In this short article, we’ll talk about use of CSS in creation of page and print media, instead of web pages that are meant to be viewed in web browsers.

Why cascading style Sheets (CSS) and hypertext markup language (HTML) make sense in print media?
Although it may seem a little strange that content which was never meant to be published on the internet should be maintained in the form of HTML files and formatted with the help of CSS, you may be able to make more sense of it when made aware of the fact that popular e-reader formats like MOBI and EPUB are actually CSS and HTML under the hood! Additionally, even if you don’t need to publish a catalog or a manuscript in entirety on a website, a part of it may most likely be given that form in the future.
Hypertext markup language becomes a pretty handy format to use as a standard, as it’s fairly easy to deal with and use. Furthermore, it’s much easier than having to dump everything inside a conventional desktop publishing package or a Word document.

How CSS for print is different from CSS for web?
The biggest conceptual shift or difference in case of print media is that the printed documents normally belong to a fixed size page model.
While in case of webpages we don’t have any idea about the viewport size, in print format every page has a fixed size. Owing to this fixed page size, the document needs to be considered as a collection of different pages (paged media) instead of a web page that’s a continuous media.

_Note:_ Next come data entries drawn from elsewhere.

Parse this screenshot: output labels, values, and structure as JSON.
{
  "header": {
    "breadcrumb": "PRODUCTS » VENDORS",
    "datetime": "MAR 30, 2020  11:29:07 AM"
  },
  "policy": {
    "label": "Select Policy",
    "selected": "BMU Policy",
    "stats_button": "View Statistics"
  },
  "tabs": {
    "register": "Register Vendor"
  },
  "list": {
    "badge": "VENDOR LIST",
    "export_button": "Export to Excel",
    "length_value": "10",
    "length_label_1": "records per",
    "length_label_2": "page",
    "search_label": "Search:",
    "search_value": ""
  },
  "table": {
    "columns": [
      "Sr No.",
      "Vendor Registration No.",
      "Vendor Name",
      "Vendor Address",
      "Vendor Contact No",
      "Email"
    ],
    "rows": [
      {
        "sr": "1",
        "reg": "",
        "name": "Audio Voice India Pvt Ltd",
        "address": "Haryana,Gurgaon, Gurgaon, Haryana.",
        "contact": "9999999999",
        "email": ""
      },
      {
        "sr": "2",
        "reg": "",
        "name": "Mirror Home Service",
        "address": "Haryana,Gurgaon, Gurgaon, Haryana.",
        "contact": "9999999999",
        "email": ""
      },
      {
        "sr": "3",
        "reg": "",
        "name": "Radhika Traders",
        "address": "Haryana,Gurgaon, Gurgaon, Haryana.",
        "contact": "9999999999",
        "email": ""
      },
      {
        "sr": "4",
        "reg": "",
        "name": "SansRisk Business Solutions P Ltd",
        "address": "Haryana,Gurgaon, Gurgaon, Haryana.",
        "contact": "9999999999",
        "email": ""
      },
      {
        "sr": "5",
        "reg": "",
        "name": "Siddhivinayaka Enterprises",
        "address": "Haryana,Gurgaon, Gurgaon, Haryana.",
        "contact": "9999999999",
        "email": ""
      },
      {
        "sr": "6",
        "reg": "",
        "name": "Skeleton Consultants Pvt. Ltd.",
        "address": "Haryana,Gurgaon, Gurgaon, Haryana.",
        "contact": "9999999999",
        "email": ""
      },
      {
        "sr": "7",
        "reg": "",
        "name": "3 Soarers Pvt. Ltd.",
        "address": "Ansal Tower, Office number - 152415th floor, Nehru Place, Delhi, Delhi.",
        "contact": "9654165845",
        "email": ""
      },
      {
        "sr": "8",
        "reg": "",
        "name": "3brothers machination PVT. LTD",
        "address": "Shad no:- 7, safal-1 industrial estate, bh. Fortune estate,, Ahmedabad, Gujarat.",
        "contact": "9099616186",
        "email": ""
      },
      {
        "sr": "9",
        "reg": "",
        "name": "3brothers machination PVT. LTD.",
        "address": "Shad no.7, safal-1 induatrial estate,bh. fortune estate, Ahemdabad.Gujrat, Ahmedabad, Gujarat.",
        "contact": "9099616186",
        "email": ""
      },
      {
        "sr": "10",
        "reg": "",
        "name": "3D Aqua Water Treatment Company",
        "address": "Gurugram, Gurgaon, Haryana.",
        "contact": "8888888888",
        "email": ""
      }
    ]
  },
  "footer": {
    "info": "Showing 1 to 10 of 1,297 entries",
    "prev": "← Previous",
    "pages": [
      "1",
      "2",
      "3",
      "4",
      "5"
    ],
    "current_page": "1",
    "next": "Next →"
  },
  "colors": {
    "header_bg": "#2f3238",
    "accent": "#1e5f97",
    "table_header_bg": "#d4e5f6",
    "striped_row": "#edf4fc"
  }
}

Paged media features concepts that have no relevance on the Internet. For instance, you are required to insert chapter titles, generate page numbers and their content in a manner that there is no incoherence. You may need to create tables of content, indexes, footnotes and cross references from the document. You can import the entire document into a desktop publishing software and create everything by hand, but you’ll need to redo everything when you update the copy next time. This is where CSS comes into the picture. In case of CSS, the specifications are designed for the creation of paged media.